A long time ago—in another life, it seems—my husband and I found ourselves looking to buy a house in the greater Boston area. During this ultimately fruitless period of house-hunting, our real estate agent accompanied us on numerous expeditions to quaint urban neighbourhoods and not-so-quaint neighbouring suburbs. In her attempt to sell us on a particular house, the agent would invariably say something like, "The local school is wonderful—very high test scores." We were surprised by this, because we were quite obviously childless, and had never expressed the slightest interest in children or schools. We informed our agent that proximity to schools, good or bad, did not matter to us, that we were more concerned with proximity to decent restaurants and bookstores. She ignored us and continued to rattle off test scores of the schools close to the houses we viewed. It must be an American thing, we figured, something to do with the inequitable way schools are funded in the US. We were pretty certain school test scores were not of equal concern to house-hunters in Canada.
It took us many years—during which we became parents to twins, moved in a panic back to Canada, and slowly realized that babies grow up to be kids who eventually attend school—to realize how wrong we were.
Recently, the Toronto Star published the results of an investigation into fundraising disparities among public schools in certain boards within the province of Ontario. I was not surprised that our neighbourhood junior school was one of the highest-ranked schools in Toronto in terms of money raised through fundraising. I was, however, somewhat taken aback to discover that during the year being studied (2008-2009), our school raised—through a combination of school and parent fundraising—$252,072 more than the elementary school at the bottom of the Toronto School Board list. (See full report here.) What is a person who believes in public education to make of such an obscene discrepancy? How is it even possible?
Two explanations spring to mind: first, the government of Ontario no longer adequately funds public education, and has not done so since the Harris years, despite promises by the governing liberals to amend the flawed funding formula introduced by the conservatives; second, perhaps as a result of its decision to continue underfunding education, the government has chosen not to set limits on fundraising by, for instance, restricting the uses to which parent-raised money can be put. In my daughters' school, some of the money raised by the parent association goes to programs such as "Scientists in the School" and "Learning Through the Arts''—curriculum-related programs whose presence in a school should not be tied to the availability of parent-generated funds.

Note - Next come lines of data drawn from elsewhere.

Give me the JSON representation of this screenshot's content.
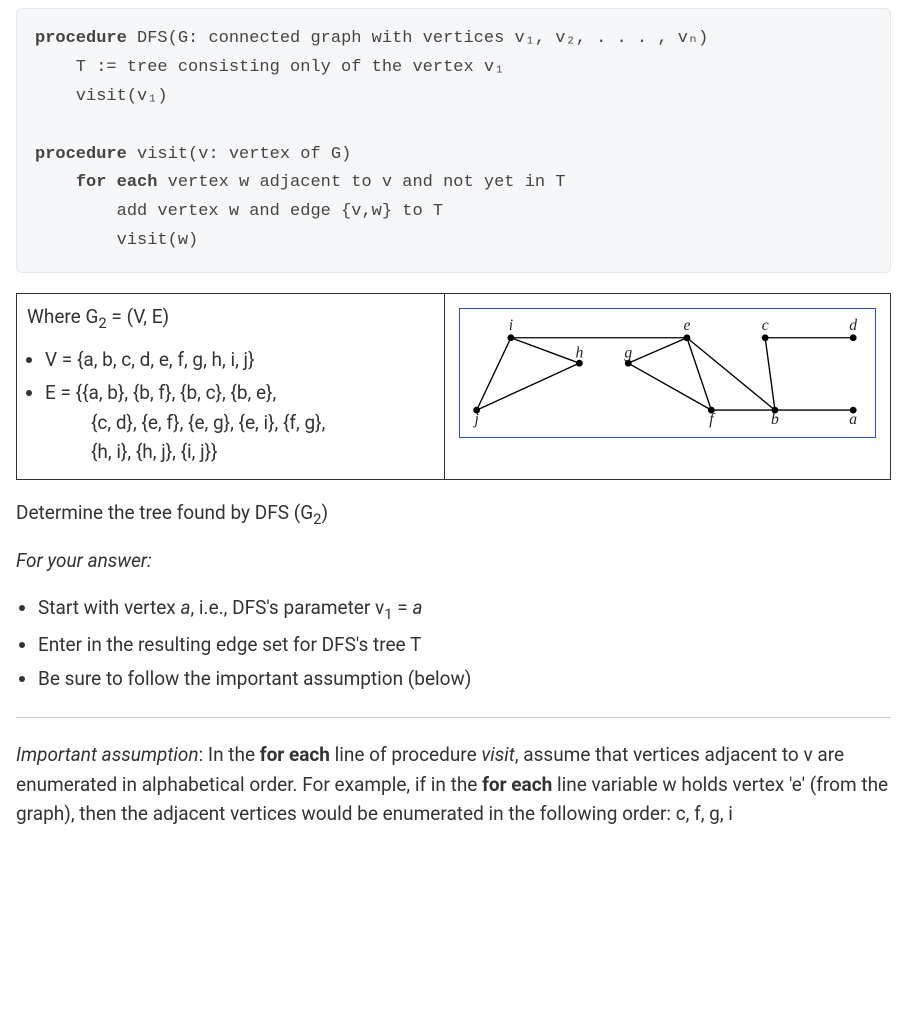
{
  "procedure_code": {
    "l1_kw": "procedure",
    "l1_rest": " DFS(G: connected graph with vertices v₁, v₂, . . . , vₙ)",
    "l2": "    T := tree consisting only of the vertex v₁",
    "l3": "    visit(v₁)",
    "l4": "",
    "l5_kw": "procedure",
    "l5_rest": " visit(v: vertex of G)",
    "l6_pre": "    ",
    "l6_kw": "for each",
    "l6_rest": " vertex w adjacent to v and not yet in T",
    "l7": "        add vertex w and edge {v,w} to T",
    "l8": "        visit(w)"
  },
  "graph_def": {
    "heading_prefix": "Where G",
    "heading_sub": "2",
    "heading_suffix": " = (V, E)",
    "v_line": "V = {a, b, c, d, e, f, g, h, i, j}",
    "e_line1": "E = {{a, b}, {b, f}, {b, c}, {b, e},",
    "e_line2": "{c, d}, {e, f}, {e, g}, {e, i}, {f, g},",
    "e_line3": "{h, i}, {h, j}, {i, j}}"
  },
  "graph_labels": {
    "a": "a",
    "b": "b",
    "c": "c",
    "d": "d",
    "e": "e",
    "f": "f",
    "g": "g",
    "h": "h",
    "i": "i",
    "j": "j"
  },
  "question": {
    "prefix": "Determine the tree found by DFS (G",
    "sub": "2",
    "suffix": ")"
  },
  "answer_header": "For your answer:",
  "instructions": {
    "i1_pre": "Start with vertex ",
    "i1_italic": "a",
    "i1_mid": ", i.e., DFS's parameter v",
    "i1_sub": "1",
    "i1_post": " = ",
    "i1_post2": "a",
    "i2": "Enter in the resulting edge set for DFS's tree T",
    "i3": "Be sure to follow the important assumption (below)"
  },
  "assumption": {
    "lead_italic": "Important assumption",
    "seg1": ": In the ",
    "bold1": "for each",
    "seg2": " line of procedure ",
    "italic_visit": "visit",
    "seg3": ", assume that vertices adjacent to v are enumerated in alphabetical order. For example, if in the ",
    "bold2": "for each",
    "seg4": " line variable w holds vertex 'e' (from the graph), then the adjacent vertices would be enumerated in the following order: c, f, g, i"
  }
}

But the fundraising issue is also part of a larger picture of education in Ontario (and elsewhere in North America) that has emerged in the last few decades. Specifically, it is an integral part of a cycle of inequity in which (as my Boston real estate agent understood) standardized tests scores also figure prominently. Before the advent of standardized tests such as EQAO in Ontario, inequality among schools—including differences in parental involvement and fundraising—no doubt existed, but standardized testing has amplified existing differences through its direct effect on real estate values. A high-scoring school drives up surrounding property values, which leads to parents-of-means moving into the neighbourhood, contributing time, energy and money to the school, which in turn leads to even higher test scores . . . and on and on the cycle goes.
The result is the creation of a tripartite system of schooling in Ontario, consisting of public, private, and what people in my neighbourhood jokingly refer to as "semi-private" schools. In a semi-private school, private money, to the tune of more than a million dollars for some high schools in the province, is funnelled into the public school, making up for any deficiencies caused by inadequate government funding. Well-heeled parents who contribute the money are thrilled to save the $28,000 in private school fees. Indeed, for these parents it's a fantastic deal. For the parents of students attending the province's truly public schools, not so much.